God’s audacious plan as foretold by the prophets, in spite of the intermittent inconstancy of his Chosen People, was to come into the world as a real human being born of a mother. Mary was God’s absolutely necessary link in that truly historical unfolding.

Still, Mary was not just a historical individual, but a symbol of the Church, as indicated in Revelation 12:1-6:

A great sign appeared in heaven: A woman clothed with the sun, and the moon under her feet, and on her head a crown of twelve stars. . . .She brought forth a man-child, who was to rule all nations with an iron rod: and her son was taken up to God, and to his throne.

The Ignatius Bible, quoting St. Hyppolytus, unpacks the symbolism of this chapter:

The woman of Revelation 12 is both an individual person and a collective symbol. She is Mary, the Mother of the Messiah and the spiritual mother of his disciples. But she also represents the faithful of Israel. . .as well as the Church. . .endowed with the Word of the Faith, whose brightness outshines the sun. Like the moon she is adorned with heavenly glory, and her crown of twelve stars points to the twelve apostles, who founded the Church.

If we wanted to just focus on the “historical Mary,” like those theologians trying to distill the “historical Jesus,” we would miss the significance of Mary, in whom so much divine grace flowed that Christmas so many years ago, contributing both to her greatness and our salvation.
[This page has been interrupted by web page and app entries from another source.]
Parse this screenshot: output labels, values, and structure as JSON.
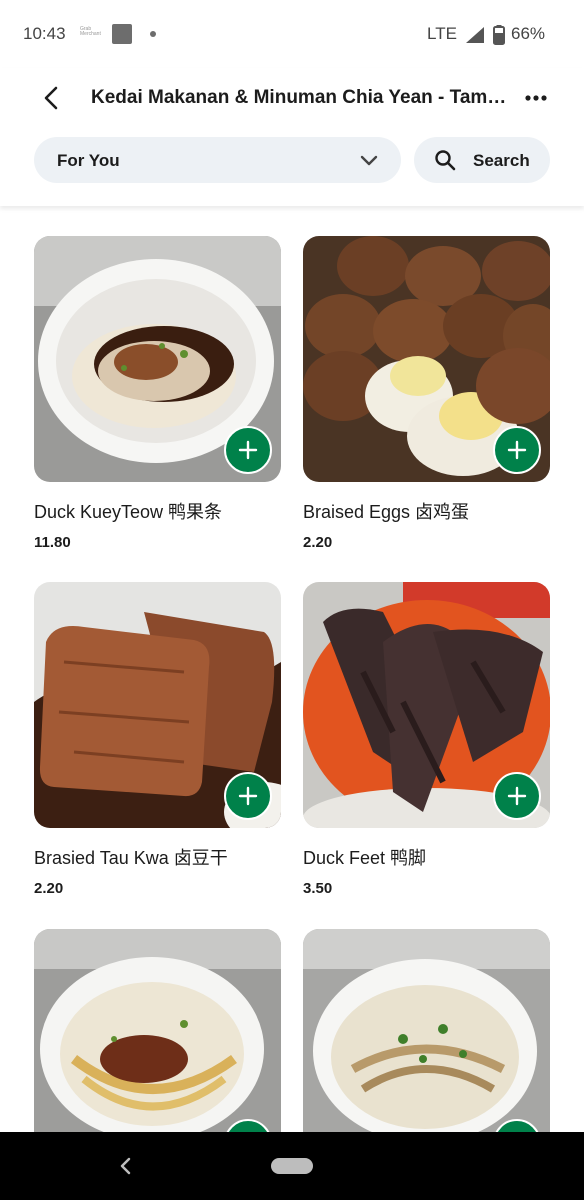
{
  "status_bar": {
    "time": "10:43",
    "carrier_text": "GrabMerchant",
    "network": "LTE",
    "battery": "66%"
  },
  "header": {
    "title": "Kedai Makanan & Minuman Chia Yean - Tam…",
    "category_selected": "For You",
    "search_label": "Search"
  },
  "menu": {
    "items": [
      {
        "name": "Duck KueyTeow 鸭果条",
        "price": "11.80"
      },
      {
        "name": "Braised Eggs 卤鸡蛋",
        "price": "2.20"
      },
      {
        "name": "Brasied Tau Kwa 卤豆干",
        "price": "2.20"
      },
      {
        "name": "Duck Feet 鸭脚",
        "price": "3.50"
      },
      {
        "name": "",
        "price": ""
      },
      {
        "name": "",
        "price": ""
      }
    ]
  },
  "colors": {
    "accent_green": "#00814a",
    "pill_bg": "#edf1f5",
    "navbar": "#000000"
  },
  "icons": [
    "back-arrow-icon",
    "more-icon",
    "chevron-down-icon",
    "search-icon",
    "plus-icon",
    "nav-back-icon"
  ]
}
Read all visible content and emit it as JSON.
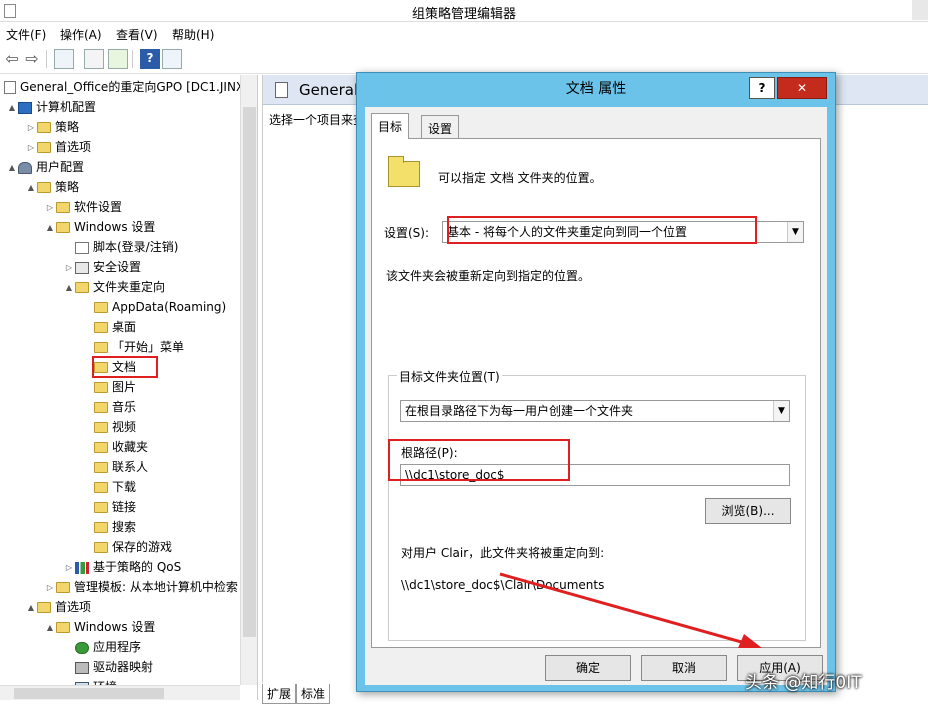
{
  "window": {
    "title": "组策略管理编辑器"
  },
  "menu": [
    "文件(F)",
    "操作(A)",
    "查看(V)",
    "帮助(H)"
  ],
  "tree": {
    "root": "General_Office的重定向GPO [DC1.JINX",
    "items": [
      {
        "label": "计算机配置",
        "level": 0,
        "expand": "▲",
        "icon": "computer-icon"
      },
      {
        "label": "策略",
        "level": 1,
        "expand": "▷",
        "icon": "folder-icon"
      },
      {
        "label": "首选项",
        "level": 1,
        "expand": "▷",
        "icon": "folder-icon"
      },
      {
        "label": "用户配置",
        "level": 0,
        "expand": "▲",
        "icon": "users-icon"
      },
      {
        "label": "策略",
        "level": 1,
        "expand": "▲",
        "icon": "folder-icon"
      },
      {
        "label": "软件设置",
        "level": 2,
        "expand": "▷",
        "icon": "folder-icon"
      },
      {
        "label": "Windows 设置",
        "level": 2,
        "expand": "▲",
        "icon": "folder-icon"
      },
      {
        "label": "脚本(登录/注销)",
        "level": 3,
        "expand": "",
        "icon": "script-icon"
      },
      {
        "label": "安全设置",
        "level": 3,
        "expand": "▷",
        "icon": "security-icon"
      },
      {
        "label": "文件夹重定向",
        "level": 3,
        "expand": "▲",
        "icon": "folder-icon"
      },
      {
        "label": "AppData(Roaming)",
        "level": 4,
        "expand": "",
        "icon": "folder-icon"
      },
      {
        "label": "桌面",
        "level": 4,
        "expand": "",
        "icon": "folder-icon"
      },
      {
        "label": "「开始」菜单",
        "level": 4,
        "expand": "",
        "icon": "folder-icon"
      },
      {
        "label": "文档",
        "level": 4,
        "expand": "",
        "icon": "folder-icon"
      },
      {
        "label": "图片",
        "level": 4,
        "expand": "",
        "icon": "folder-icon"
      },
      {
        "label": "音乐",
        "level": 4,
        "expand": "",
        "icon": "folder-icon"
      },
      {
        "label": "视频",
        "level": 4,
        "expand": "",
        "icon": "folder-icon"
      },
      {
        "label": "收藏夹",
        "level": 4,
        "expand": "",
        "icon": "folder-icon"
      },
      {
        "label": "联系人",
        "level": 4,
        "expand": "",
        "icon": "folder-icon"
      },
      {
        "label": "下载",
        "level": 4,
        "expand": "",
        "icon": "folder-icon"
      },
      {
        "label": "链接",
        "level": 4,
        "expand": "",
        "icon": "folder-icon"
      },
      {
        "label": "搜索",
        "level": 4,
        "expand": "",
        "icon": "folder-icon"
      },
      {
        "label": "保存的游戏",
        "level": 4,
        "expand": "",
        "icon": "folder-icon"
      },
      {
        "label": "基于策略的 QoS",
        "level": 3,
        "expand": "▷",
        "icon": "chart-icon"
      },
      {
        "label": "管理模板: 从本地计算机中检索",
        "level": 2,
        "expand": "▷",
        "icon": "folder-icon"
      },
      {
        "label": "首选项",
        "level": 1,
        "expand": "▲",
        "icon": "folder-icon"
      },
      {
        "label": "Windows 设置",
        "level": 2,
        "expand": "▲",
        "icon": "folder-icon"
      },
      {
        "label": "应用程序",
        "level": 3,
        "expand": "",
        "icon": "app-icon"
      },
      {
        "label": "驱动器映射",
        "level": 3,
        "expand": "",
        "icon": "drive-icon"
      },
      {
        "label": "环境",
        "level": 3,
        "expand": "",
        "icon": "env-icon"
      }
    ]
  },
  "right_panel": {
    "header": "General_",
    "hint": "选择一个项目来查"
  },
  "bottom_tabs": [
    "扩展",
    "标准"
  ],
  "dialog": {
    "title": "文档 属性",
    "help": "?",
    "close": "✕",
    "tabs": [
      "目标",
      "设置"
    ],
    "intro": "可以指定 文档 文件夹的位置。",
    "setting_label": "设置(S):",
    "setting_value": "基本 - 将每个人的文件夹重定向到同一个位置",
    "setting_desc": "该文件夹会被重新定向到指定的位置。",
    "target_group": "目标文件夹位置(T)",
    "target_value": "在根目录路径下为每一用户创建一个文件夹",
    "root_label": "根路径(P):",
    "root_value": "\\\\dc1\\store_doc$",
    "browse": "浏览(B)...",
    "user_note": "对用户 Clair，此文件夹将被重定向到:",
    "redirect_path": "\\\\dc1\\store_doc$\\Clair\\Documents",
    "ok": "确定",
    "cancel": "取消",
    "apply": "应用(A)"
  },
  "watermark": "头条 @知行0IT",
  "colors": {
    "dialog_frame": "#6bc3ea",
    "annotation_red": "#e02020",
    "close_red": "#c42b1c"
  }
}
Howard Kainz, Emeritus Professor at Marquette University, is the author of twenty-five books on German philosophy, ethics, political philosophy, and religion, and over a hundred articles in scholarly journals, print magazines, online magazines, and op-eds. He was a recipient of an NEH fellowship for 1977-8, and Fulbright fellowships in Germany for 1980-1 and 1987-8. His website is at Marquette University.